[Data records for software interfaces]
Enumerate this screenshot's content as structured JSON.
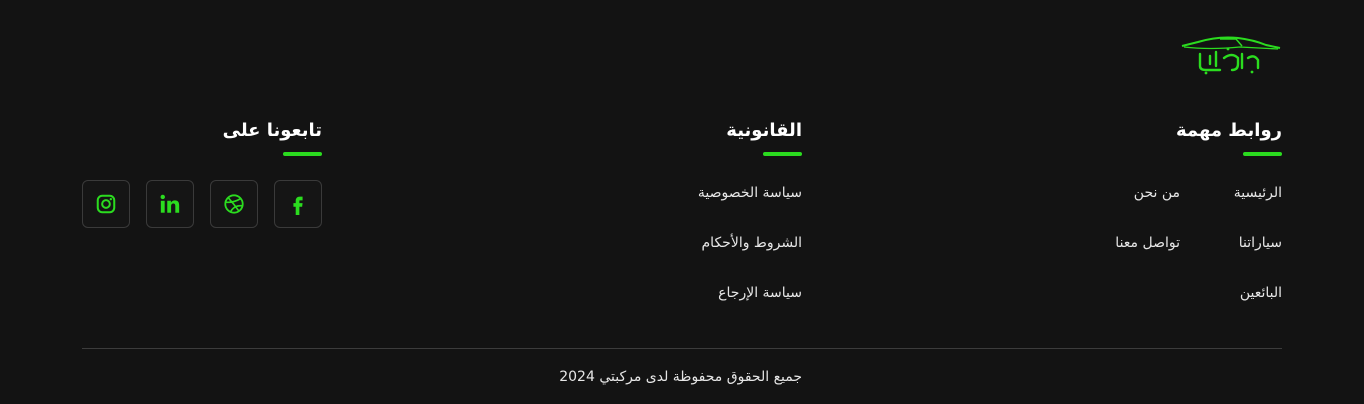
{
  "brand": {
    "logo_text": "مركبتي",
    "accent_color": "#2bdc1f",
    "background_color": "#131313"
  },
  "columns": {
    "important_links": {
      "title": "روابط مهمة",
      "links_col1": [
        "الرئيسية",
        "سياراتنا",
        "البائعين"
      ],
      "links_col2": [
        "من نحن",
        "تواصل معنا"
      ]
    },
    "legal": {
      "title": "القانونية",
      "links": [
        "سياسة الخصوصية",
        "الشروط والأحكام",
        "سياسة الإرجاع"
      ]
    },
    "follow": {
      "title": "تابعونا على",
      "icons": [
        "facebook-icon",
        "dribbble-icon",
        "linkedin-icon",
        "instagram-icon"
      ]
    }
  },
  "copyright": "جميع الحقوق محفوظة لدى مركبتي 2024"
}
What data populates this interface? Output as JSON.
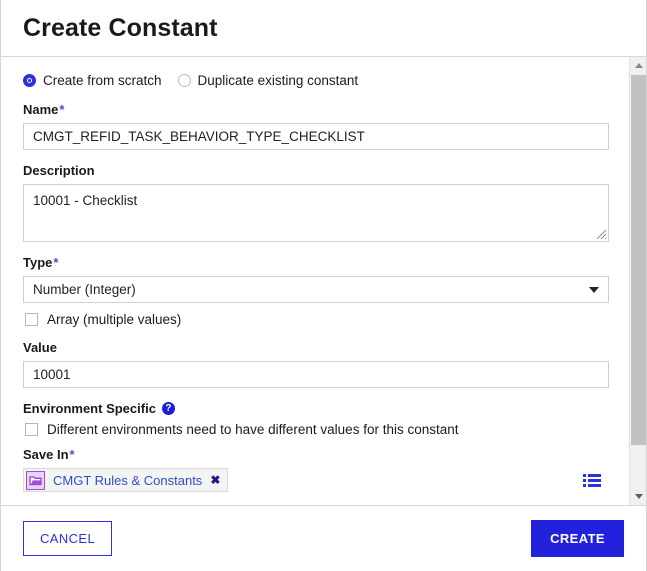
{
  "header": {
    "title": "Create Constant"
  },
  "mode": {
    "options": [
      {
        "label": "Create from scratch",
        "selected": true
      },
      {
        "label": "Duplicate existing constant",
        "selected": false
      }
    ]
  },
  "fields": {
    "name": {
      "label": "Name",
      "required_marker": "*",
      "value": "CMGT_REFID_TASK_BEHAVIOR_TYPE_CHECKLIST",
      "placeholder": ""
    },
    "description": {
      "label": "Description",
      "value": "10001 - Checklist",
      "placeholder": ""
    },
    "type": {
      "label": "Type",
      "required_marker": "*",
      "value": "Number (Integer)",
      "options": [
        "Number (Integer)"
      ]
    },
    "array": {
      "label": "Array (multiple values)",
      "checked": false
    },
    "value": {
      "label": "Value",
      "value": "10001",
      "placeholder": ""
    },
    "environment_specific": {
      "label": "Environment Specific",
      "help_icon": "help-circle-icon",
      "checkbox_label": "Different environments need to have different values for this constant",
      "checked": false
    },
    "save_in": {
      "label": "Save In",
      "required_marker": "*",
      "chip_label": "CMGT Rules & Constants",
      "chip_icon": "folder-icon",
      "chip_close_icon": "close-icon",
      "picker_icon": "list-picker-icon"
    }
  },
  "scrollbar": {
    "up_icon": "scroll-up-arrow-icon",
    "down_icon": "scroll-down-arrow-icon"
  },
  "footer": {
    "cancel_label": "CANCEL",
    "create_label": "CREATE"
  },
  "colors": {
    "accent_blue": "#2222dd",
    "link_blue": "#2f4fc0",
    "folder_purple": "#a24fd6",
    "required_star": "#4a4ae8"
  }
}
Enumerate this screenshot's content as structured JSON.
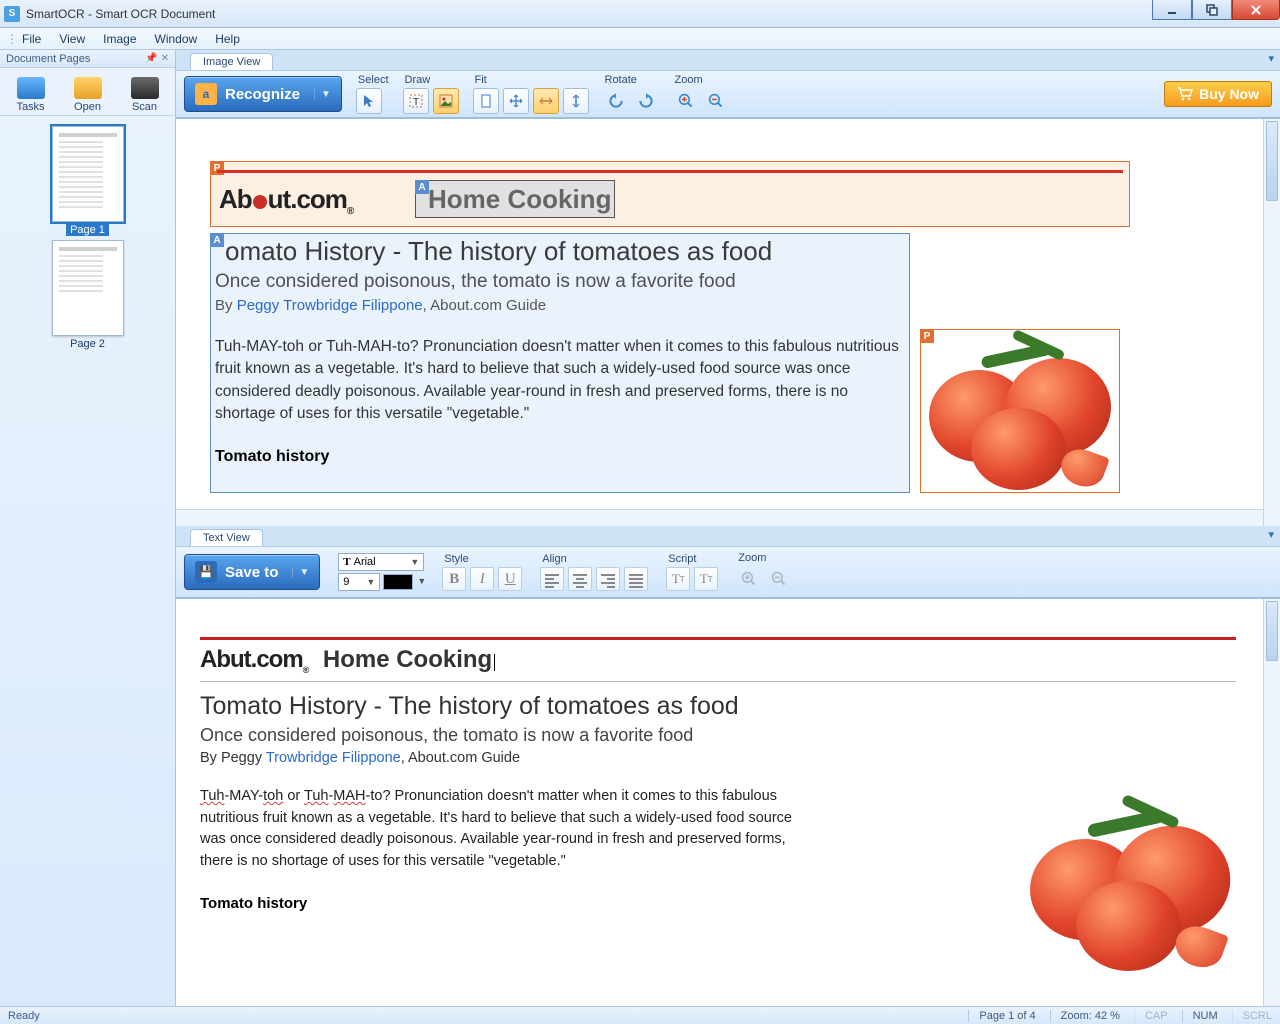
{
  "window": {
    "title": "SmartOCR - Smart OCR Document"
  },
  "menu": {
    "file": "File",
    "view": "View",
    "image": "Image",
    "window": "Window",
    "help": "Help"
  },
  "sidebar": {
    "header": "Document Pages",
    "buttons": {
      "tasks": "Tasks",
      "open": "Open",
      "scan": "Scan"
    },
    "pages": [
      {
        "label": "Page 1"
      },
      {
        "label": "Page 2"
      }
    ]
  },
  "imageview": {
    "tab": "Image View",
    "recognize": "Recognize",
    "buynow": "Buy Now",
    "groups": {
      "select": "Select",
      "draw": "Draw",
      "fit": "Fit",
      "rotate": "Rotate",
      "zoom": "Zoom"
    }
  },
  "textview": {
    "tab": "Text View",
    "saveto": "Save to",
    "font": "Arial",
    "size": "9",
    "groups": {
      "style": "Style",
      "align": "Align",
      "script": "Script",
      "zoom": "Zoom"
    }
  },
  "article": {
    "brand_a": "Ab",
    "brand_b": "ut",
    "brand_c": ".com",
    "section": "Home Cooking",
    "title_iv": "omato History - The history of tomatoes as food",
    "title_tv": "Tomato History - The history of  tomatoes  as  food",
    "subtitle_iv": "Once considered poisonous, the tomato is now a favorite food",
    "subtitle_tv": "Once considered poisonous, the tomato is now a  favorite food",
    "byline_pre": "By ",
    "author": "Peggy Trowbridge Filippone",
    "author_tv_pre": "By Peggy ",
    "author_tv_link": "Trowbridge Filippone",
    "byline_post": ", About.com Guide",
    "body": "Tuh-MAY-toh or Tuh-MAH-to? Pronunciation doesn't matter when it comes to this fabulous nutritious fruit known as a vegetable. It's hard to believe that such a widely-used food source was once considered deadly poisonous. Available year-round in fresh and preserved forms, there is no shortage of uses for this versatile \"vegetable.\"",
    "body_tv_pre": "Tuh",
    "body_tv_mid1": "-MAY-",
    "body_tv_w1": "toh",
    "body_tv_mid2": " or ",
    "body_tv_w2": "Tuh",
    "body_tv_mid3": "-",
    "body_tv_w3": "MAH",
    "body_tv_rest": "-to? Pronunciation doesn't matter when it comes to this fabulous nutritious fruit known as a vegetable. It's hard to believe that such a widely-used food source was once considered deadly poisonous. Available year-round in fresh and preserved forms, there is no shortage of uses for this versatile \"vegetable.\"",
    "subhead": "Tomato history"
  },
  "status": {
    "ready": "Ready",
    "page": "Page 1 of 4",
    "zoom": "Zoom: 42 %",
    "cap": "CAP",
    "num": "NUM",
    "scrl": "SCRL"
  }
}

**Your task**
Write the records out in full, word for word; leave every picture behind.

**Answer to the problem**
Enumerate this screenshot's content as structured JSON.
{
  "brand": {
    "logo_text": "مركبتي",
    "accent_color": "#2bdc1f",
    "background_color": "#131313"
  },
  "columns": {
    "important_links": {
      "title": "روابط مهمة",
      "links_col1": [
        "الرئيسية",
        "سياراتنا",
        "البائعين"
      ],
      "links_col2": [
        "من نحن",
        "تواصل معنا"
      ]
    },
    "legal": {
      "title": "القانونية",
      "links": [
        "سياسة الخصوصية",
        "الشروط والأحكام",
        "سياسة الإرجاع"
      ]
    },
    "follow": {
      "title": "تابعونا على",
      "icons": [
        "facebook-icon",
        "dribbble-icon",
        "linkedin-icon",
        "instagram-icon"
      ]
    }
  },
  "copyright": "جميع الحقوق محفوظة لدى مركبتي 2024"
}
What data populates this interface? Output as JSON.
{
  "header": {
    "title": "Create Constant"
  },
  "mode": {
    "options": [
      {
        "label": "Create from scratch",
        "selected": true
      },
      {
        "label": "Duplicate existing constant",
        "selected": false
      }
    ]
  },
  "fields": {
    "name": {
      "label": "Name",
      "required_marker": "*",
      "value": "CMGT_REFID_TASK_BEHAVIOR_TYPE_CHECKLIST",
      "placeholder": ""
    },
    "description": {
      "label": "Description",
      "value": "10001 - Checklist",
      "placeholder": ""
    },
    "type": {
      "label": "Type",
      "required_marker": "*",
      "value": "Number (Integer)",
      "options": [
        "Number (Integer)"
      ]
    },
    "array": {
      "label": "Array (multiple values)",
      "checked": false
    },
    "value": {
      "label": "Value",
      "value": "10001",
      "placeholder": ""
    },
    "environment_specific": {
      "label": "Environment Specific",
      "help_icon": "help-circle-icon",
      "checkbox_label": "Different environments need to have different values for this constant",
      "checked": false
    },
    "save_in": {
      "label": "Save In",
      "required_marker": "*",
      "chip_label": "CMGT Rules & Constants",
      "chip_icon": "folder-icon",
      "chip_close_icon": "close-icon",
      "picker_icon": "list-picker-icon"
    }
  },
  "scrollbar": {
    "up_icon": "scroll-up-arrow-icon",
    "down_icon": "scroll-down-arrow-icon"
  },
  "footer": {
    "cancel_label": "CANCEL",
    "create_label": "CREATE"
  },
  "colors": {
    "accent_blue": "#2222dd",
    "link_blue": "#2f4fc0",
    "folder_purple": "#a24fd6",
    "required_star": "#4a4ae8"
  }
}
Enumerate this screenshot's content as structured JSON.
{
  "window": {
    "title": "SmartOCR - Smart OCR Document"
  },
  "menu": {
    "file": "File",
    "view": "View",
    "image": "Image",
    "window": "Window",
    "help": "Help"
  },
  "sidebar": {
    "header": "Document Pages",
    "buttons": {
      "tasks": "Tasks",
      "open": "Open",
      "scan": "Scan"
    },
    "pages": [
      {
        "label": "Page 1"
      },
      {
        "label": "Page 2"
      }
    ]
  },
  "imageview": {
    "tab": "Image View",
    "recognize": "Recognize",
    "buynow": "Buy Now",
    "groups": {
      "select": "Select",
      "draw": "Draw",
      "fit": "Fit",
      "rotate": "Rotate",
      "zoom": "Zoom"
    }
  },
  "textview": {
    "tab": "Text View",
    "saveto": "Save to",
    "font": "Arial",
    "size": "9",
    "groups": {
      "style": "Style",
      "align": "Align",
      "script": "Script",
      "zoom": "Zoom"
    }
  },
  "article": {
    "brand_a": "Ab",
    "brand_b": "ut",
    "brand_c": ".com",
    "section": "Home Cooking",
    "title_iv": "omato History - The history of tomatoes as food",
    "title_tv": "Tomato History - The history of  tomatoes  as  food",
    "subtitle_iv": "Once considered poisonous, the tomato is now a favorite food",
    "subtitle_tv": "Once considered poisonous, the tomato is now a  favorite food",
    "byline_pre": "By ",
    "author": "Peggy Trowbridge Filippone",
    "author_tv_pre": "By Peggy ",
    "author_tv_link": "Trowbridge Filippone",
    "byline_post": ", About.com Guide",
    "body": "Tuh-MAY-toh or Tuh-MAH-to? Pronunciation doesn't matter when it comes to this fabulous nutritious fruit known as a vegetable. It's hard to believe that such a widely-used food source was once considered deadly poisonous. Available year-round in fresh and preserved forms, there is no shortage of uses for this versatile \"vegetable.\"",
    "body_tv_pre": "Tuh",
    "body_tv_mid1": "-MAY-",
    "body_tv_w1": "toh",
    "body_tv_mid2": " or ",
    "body_tv_w2": "Tuh",
    "body_tv_mid3": "-",
    "body_tv_w3": "MAH",
    "body_tv_rest": "-to? Pronunciation doesn't matter when it comes to this fabulous nutritious fruit known as a vegetable. It's hard to believe that such a widely-used food source was once considered deadly poisonous. Available year-round in fresh and preserved forms, there is no shortage of uses for this versatile \"vegetable.\"",
    "subhead": "Tomato history"
  },
  "status": {
    "ready": "Ready",
    "page": "Page 1 of 4",
    "zoom": "Zoom: 42 %",
    "cap": "CAP",
    "num": "NUM",
    "scrl": "SCRL"
  }
}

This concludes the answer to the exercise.